PROBLEM TO WORK ON: Return the data below exactly, minus the pictures.

(DATA SUPPLIED begins)

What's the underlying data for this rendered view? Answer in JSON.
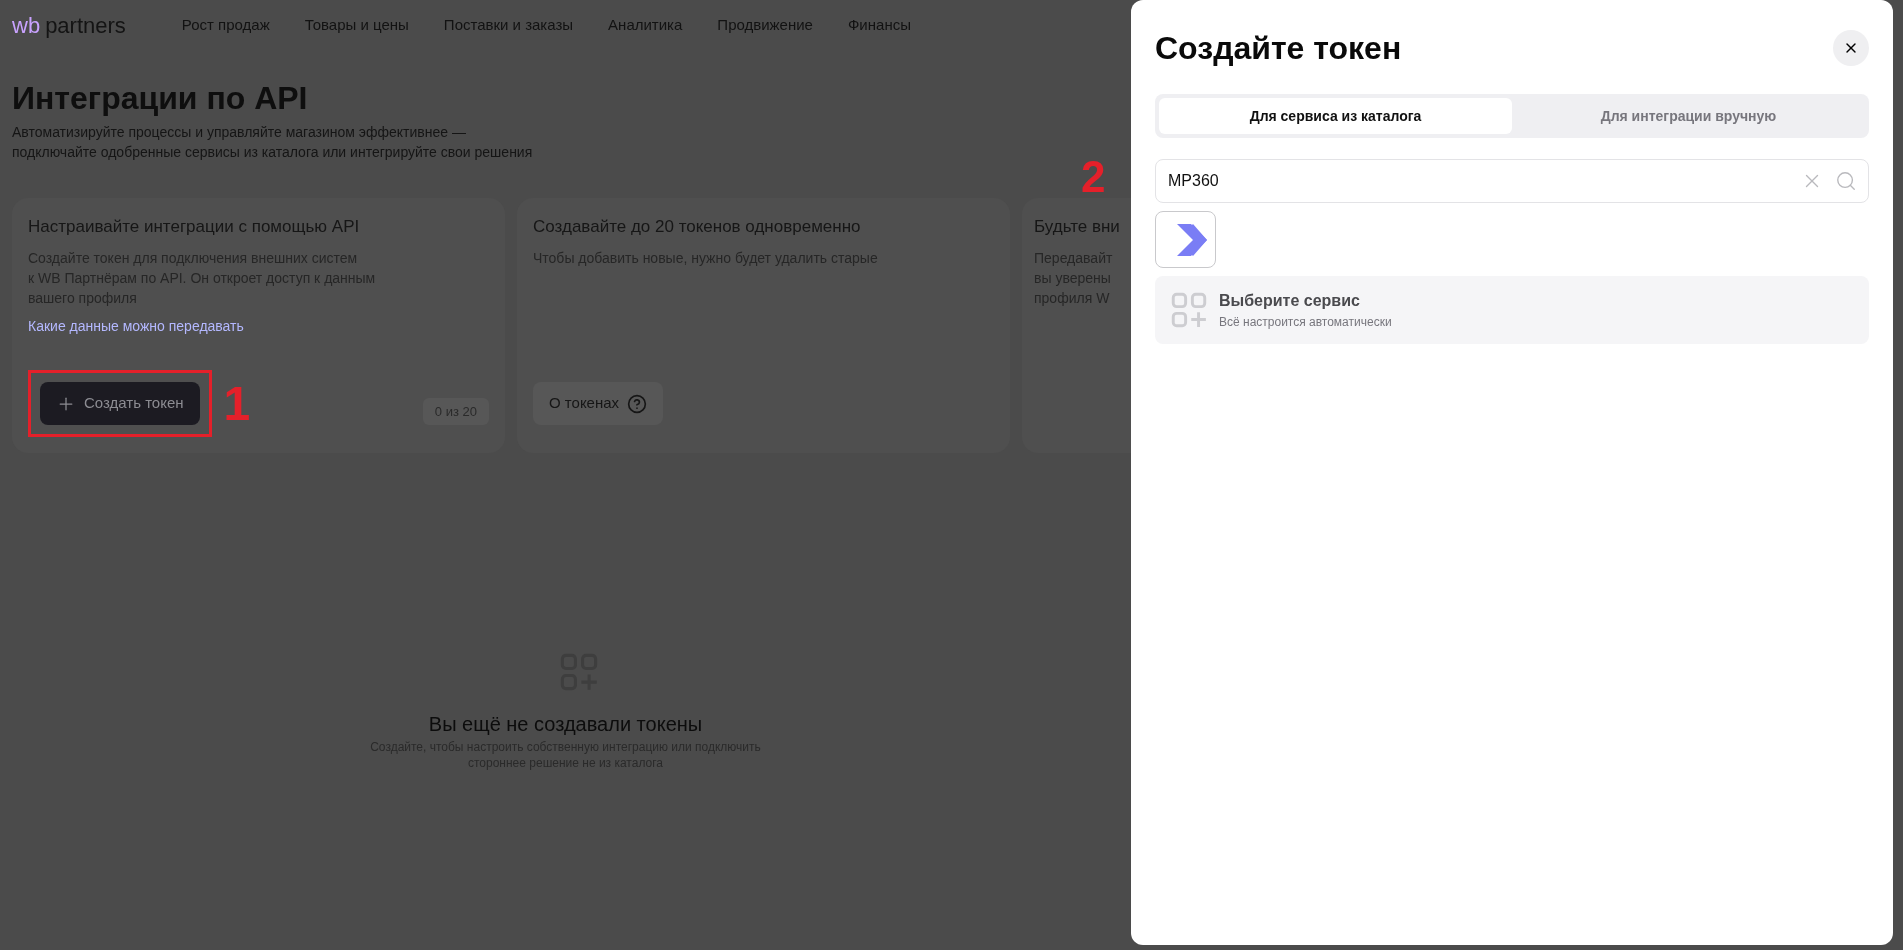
{
  "header": {
    "logo": {
      "brand": "wb",
      "name": "partners"
    },
    "nav": [
      {
        "label": "Рост продаж"
      },
      {
        "label": "Товары и цены"
      },
      {
        "label": "Поставки и заказы"
      },
      {
        "label": "Аналитика"
      },
      {
        "label": "Продвижение"
      },
      {
        "label": "Финансы"
      }
    ]
  },
  "page": {
    "title": "Интеграции по API",
    "subtitle_lines": [
      "Автоматизируйте процессы и управляйте магазином эффективнее —",
      "подключайте одобренные сервисы из каталога или интегрируйте свои решения"
    ]
  },
  "cards": [
    {
      "kind": "create",
      "title": "Настраивайте интеграции с помощью API",
      "description_lines": [
        "Создайте токен для подключения внешних систем",
        "к WB Партнёрам по API. Он откроет доступ к данным",
        "вашего профиля"
      ],
      "link": "Какие данные можно передавать",
      "button": "Создать токен",
      "counter": "0 из 20",
      "annotation": "1"
    },
    {
      "kind": "info",
      "title": "Создавайте до 20 токенов одновременно",
      "description_lines": [
        "Чтобы добавить новые, нужно будет удалить старые"
      ],
      "button": "О токенах"
    },
    {
      "kind": "cut",
      "title": "Будьте вни",
      "description_lines": [
        "Передавайт",
        "вы уверены",
        "профиля W"
      ]
    }
  ],
  "empty_state": {
    "title": "Вы ещё не создавали токены",
    "description_lines": [
      "Создайте, чтобы настроить собственную интеграцию или подключить",
      "стороннее решение не из каталога"
    ]
  },
  "modal": {
    "title": "Создайте токен",
    "tabs": [
      {
        "label": "Для сервиса из каталога",
        "selected": true
      },
      {
        "label": "Для интеграции вручную",
        "selected": false
      }
    ],
    "search": {
      "value": "MP360"
    },
    "annotation": "2",
    "service_row": {
      "title": "Выберите сервис",
      "subtitle": "Всё настроится автоматически"
    }
  }
}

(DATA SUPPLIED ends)

FINAL ANSWER:
What's the underlying data for this rendered view? Answer in JSON.
{
  "header": {
    "logo": {
      "brand": "wb",
      "name": "partners"
    },
    "nav": [
      {
        "label": "Рост продаж"
      },
      {
        "label": "Товары и цены"
      },
      {
        "label": "Поставки и заказы"
      },
      {
        "label": "Аналитика"
      },
      {
        "label": "Продвижение"
      },
      {
        "label": "Финансы"
      }
    ]
  },
  "page": {
    "title": "Интеграции по API",
    "subtitle_lines": [
      "Автоматизируйте процессы и управляйте магазином эффективнее —",
      "подключайте одобренные сервисы из каталога или интегрируйте свои решения"
    ]
  },
  "cards": [
    {
      "kind": "create",
      "title": "Настраивайте интеграции с помощью API",
      "description_lines": [
        "Создайте токен для подключения внешних систем",
        "к WB Партнёрам по API. Он откроет доступ к данным",
        "вашего профиля"
      ],
      "link": "Какие данные можно передавать",
      "button": "Создать токен",
      "counter": "0 из 20",
      "annotation": "1"
    },
    {
      "kind": "info",
      "title": "Создавайте до 20 токенов одновременно",
      "description_lines": [
        "Чтобы добавить новые, нужно будет удалить старые"
      ],
      "button": "О токенах"
    },
    {
      "kind": "cut",
      "title": "Будьте вни",
      "description_lines": [
        "Передавайт",
        "вы уверены",
        "профиля W"
      ]
    }
  ],
  "empty_state": {
    "title": "Вы ещё не создавали токены",
    "description_lines": [
      "Создайте, чтобы настроить собственную интеграцию или подключить",
      "стороннее решение не из каталога"
    ]
  },
  "modal": {
    "title": "Создайте токен",
    "tabs": [
      {
        "label": "Для сервиса из каталога",
        "selected": true
      },
      {
        "label": "Для интеграции вручную",
        "selected": false
      }
    ],
    "search": {
      "value": "MP360"
    },
    "annotation": "2",
    "service_row": {
      "title": "Выберите сервис",
      "subtitle": "Всё настроится автоматически"
    }
  }
}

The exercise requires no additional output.